  author={Xiaofei Fan and Judith H. Miles and Nicole Takahashi and Gang Yao},
  journal={Journal of Autism and Developmental Disorders},
Computerized binocular infrared pupillography was used to measure the transient pupillary light reflex (PLR) in both children with autism spectrum disorders (ASDs) and children with typical development. We found that participants with ASDs showed significantly longer PLR latency, smaller constriction amplitude and lower constriction velocity than children with typical development. The PLR latency alone can be used to discriminate the ASD group from the control group with a cross-validated… 

Atypical Pupillary Light Reflex in Individuals with Autism

The results showed that the ASD group had significantly longer PLR latency, reduced relative constriction amplitude, and lesser constriction/redilation time than those of the TD group, and similar atypical PLR parameters were observed in the NDD group.

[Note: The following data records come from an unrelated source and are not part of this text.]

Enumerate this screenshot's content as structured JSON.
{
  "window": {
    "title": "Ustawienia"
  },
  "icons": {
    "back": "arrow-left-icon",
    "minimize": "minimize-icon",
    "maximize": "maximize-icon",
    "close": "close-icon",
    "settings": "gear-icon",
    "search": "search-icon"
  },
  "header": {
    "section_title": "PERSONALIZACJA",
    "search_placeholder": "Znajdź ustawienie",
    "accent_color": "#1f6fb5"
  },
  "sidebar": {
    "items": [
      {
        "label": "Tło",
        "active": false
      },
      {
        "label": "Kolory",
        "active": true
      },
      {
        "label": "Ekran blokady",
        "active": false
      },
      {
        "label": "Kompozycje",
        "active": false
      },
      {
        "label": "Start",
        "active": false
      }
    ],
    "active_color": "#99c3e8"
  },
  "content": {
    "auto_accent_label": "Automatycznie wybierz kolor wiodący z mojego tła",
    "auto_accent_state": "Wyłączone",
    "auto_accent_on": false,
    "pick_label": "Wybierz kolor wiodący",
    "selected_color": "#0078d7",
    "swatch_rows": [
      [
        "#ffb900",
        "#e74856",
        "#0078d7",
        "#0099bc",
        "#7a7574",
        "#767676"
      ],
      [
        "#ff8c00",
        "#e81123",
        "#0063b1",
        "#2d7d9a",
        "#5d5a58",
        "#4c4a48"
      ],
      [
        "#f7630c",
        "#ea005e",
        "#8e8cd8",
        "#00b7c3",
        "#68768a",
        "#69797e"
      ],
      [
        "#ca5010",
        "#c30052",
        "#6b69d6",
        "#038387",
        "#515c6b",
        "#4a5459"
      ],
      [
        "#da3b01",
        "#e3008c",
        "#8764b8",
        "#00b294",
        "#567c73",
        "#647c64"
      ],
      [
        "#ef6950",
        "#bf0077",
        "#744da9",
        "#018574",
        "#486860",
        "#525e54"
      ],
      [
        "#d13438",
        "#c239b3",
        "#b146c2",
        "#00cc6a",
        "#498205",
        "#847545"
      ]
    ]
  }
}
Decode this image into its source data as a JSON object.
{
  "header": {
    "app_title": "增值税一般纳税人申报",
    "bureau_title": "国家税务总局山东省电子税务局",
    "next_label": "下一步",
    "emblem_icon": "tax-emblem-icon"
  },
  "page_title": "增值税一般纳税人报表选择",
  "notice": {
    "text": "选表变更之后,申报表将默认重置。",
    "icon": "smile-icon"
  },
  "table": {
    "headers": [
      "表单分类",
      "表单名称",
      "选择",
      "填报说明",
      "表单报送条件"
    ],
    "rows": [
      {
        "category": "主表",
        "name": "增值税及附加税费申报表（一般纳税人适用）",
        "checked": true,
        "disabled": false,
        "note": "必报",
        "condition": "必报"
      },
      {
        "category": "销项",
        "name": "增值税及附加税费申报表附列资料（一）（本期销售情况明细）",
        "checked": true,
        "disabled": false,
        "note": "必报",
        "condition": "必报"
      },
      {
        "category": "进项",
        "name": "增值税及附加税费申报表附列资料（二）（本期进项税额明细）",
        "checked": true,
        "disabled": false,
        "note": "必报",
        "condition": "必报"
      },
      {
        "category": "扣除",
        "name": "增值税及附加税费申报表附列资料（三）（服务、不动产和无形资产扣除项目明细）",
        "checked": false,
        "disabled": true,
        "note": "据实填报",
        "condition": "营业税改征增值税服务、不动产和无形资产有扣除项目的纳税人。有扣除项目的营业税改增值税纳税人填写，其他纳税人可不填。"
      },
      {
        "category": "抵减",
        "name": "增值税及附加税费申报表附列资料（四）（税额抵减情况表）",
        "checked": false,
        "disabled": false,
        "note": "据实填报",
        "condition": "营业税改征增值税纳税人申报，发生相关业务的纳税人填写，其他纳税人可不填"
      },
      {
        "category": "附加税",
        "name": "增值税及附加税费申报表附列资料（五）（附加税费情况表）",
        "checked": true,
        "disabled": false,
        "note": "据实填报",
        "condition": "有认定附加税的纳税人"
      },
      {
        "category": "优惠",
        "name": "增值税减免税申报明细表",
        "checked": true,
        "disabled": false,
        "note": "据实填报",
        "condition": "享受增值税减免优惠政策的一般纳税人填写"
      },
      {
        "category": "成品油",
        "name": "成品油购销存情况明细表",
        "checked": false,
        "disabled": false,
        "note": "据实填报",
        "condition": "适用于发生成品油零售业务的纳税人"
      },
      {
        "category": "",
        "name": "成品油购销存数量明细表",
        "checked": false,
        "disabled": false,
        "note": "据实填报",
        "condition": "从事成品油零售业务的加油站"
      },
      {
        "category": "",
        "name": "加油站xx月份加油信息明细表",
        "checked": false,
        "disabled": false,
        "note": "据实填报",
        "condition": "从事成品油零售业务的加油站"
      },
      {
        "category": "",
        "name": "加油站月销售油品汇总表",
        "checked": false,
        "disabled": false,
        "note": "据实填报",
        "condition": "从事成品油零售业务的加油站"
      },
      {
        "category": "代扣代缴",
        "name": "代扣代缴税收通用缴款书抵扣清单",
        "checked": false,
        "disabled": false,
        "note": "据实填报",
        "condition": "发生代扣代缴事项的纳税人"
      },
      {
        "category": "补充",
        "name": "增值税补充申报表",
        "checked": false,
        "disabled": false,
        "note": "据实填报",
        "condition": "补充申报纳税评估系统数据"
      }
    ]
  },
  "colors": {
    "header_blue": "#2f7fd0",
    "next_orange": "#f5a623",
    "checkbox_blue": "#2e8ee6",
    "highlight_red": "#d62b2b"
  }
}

Enhanced pupillary light reflex in infancy is associated with autism diagnosis in toddlerhood

It is shown that on average the relative constriction of the pupillary light reflex is larger in 9–10-month-old high risk infant siblings who receive an ASD diagnosis at 36 months, compared both to those who do not and to low-risk controls.

Age-dependent pupillary light reflex parameters in children

  • C. DaluwatteJ. Miles G. Yao
  • Medicine
    2012 Annual International Conference of the IEEE Engineering in Medicine and Biology Society
  • 2012
PLR has the potential to be used as a simple noninvasive tool for monitoring neurodevelopment in children, and a significant and consistent age effect was found on PLR latency in children younger than 10 years old.

Atypical pupillary light reflex in 2–6‐year‐old children with autism spectrum disorders

The base pupil radius, PLR latency, and constriction time showed a significant age‐related trend in both the ASD and TD groups, and may suggest disrupted autonomic controls in children with ASD.

A longitudinal study of pupillary light reflex in 6- to 24-month children

The experimental data acquired in this study revealed not only general age-related PLR changes in infants and toddlers, but also different PLRs in children with a higher risk of ASD.

Hypersensitive pupillary light reflex in infants at risk for autism

It is established that infant siblings of children with autism have hypersensitive pupillary light reflexes, a result which supports the view that altered sensory processing in infancy is associated with elevated autism risk.

Using Pupillometry to Assess the Atypical Pupillary Light Reflex and LC-NE System in ASD

  • G. Lynch
  • Biology, Psychology
    Behavioral sciences
  • 2018
This review draws from animal models of ASD demonstrating disruption of cranial motor nuclei and brain imaging studies examining arousal and the influence of the locus coeruleus norepinephrine (LC-NE) system on the pupillary response.

Pupillary Response and Phenotype in ASD: Latency to Constriction Discriminates ASD from Typically Developing Adolescents

Results confirmed this measure's sensitivity within a subtype of ASD in later stages of development, serving as a correlate of neural activity within the locus–coeruleus norepinephrine (LC–NE) system.



Visual Scanning and Pupillary Responses in Young Children with Autism Spectrum Disorder

Visual scanning responses to landscapes had a negative correlation with the Behavior subscale of the Autism Diagnostic Observation Schedule-Generic for the ASD group and pupillary constriction to children's faces was shown, while control groups showed pupillary dilation.

Larger tonic pupil size in young children with autism spectrum disorder.

The symptoms of Autism Spectrum Disorder (ASD) have been suggested to manifest from atypical functioning of the autonomic nervous system (ANS), leading to altered arousal and atypical processing of

Pupillary light reflex latency in patients with multiple sclerosis.

Sex-specific lateralization of contraction anisocoria in transient pupillary light reflex.

Evidence that contraction anisocoria is more laterally asymmetric in males than in females is provided, which provides evidence that the effects of sex were related to the ambient light level and stimulus intensity.

Naso-temporal asymmetry and contraction anisocoria in the pupillomotor system

The nasal retina was significantly more sensitive than the temporal retina, and the direct pupillary reactions were significantly larger than the consensual reactions, which suggest an input of temporal retina to both sides of the pretectum.

Neuroanatomy of autism

Neuropathological findings in autism.

It is anticipated that future neuropathological studies hold great promise, especially as new techniques such as design-based stereology and gene expression are increasingly implemented and combined, larger samples are analysed, and younger subjects free of comorbidities are investigated.

Inequality of the direct and consensual light reflexes in normal subjects.

Anisocoria in darkness and during reflex responses to unilateral light stimulation was studied in 150 normal subjects with television pupillometry and it was concluded that a small degree of CONTRACTION ANISOCORIA is normal.

The cerebellar control of the pupillary light reflex in the cat

Reduced cardiac parasympathetic activity in children with autism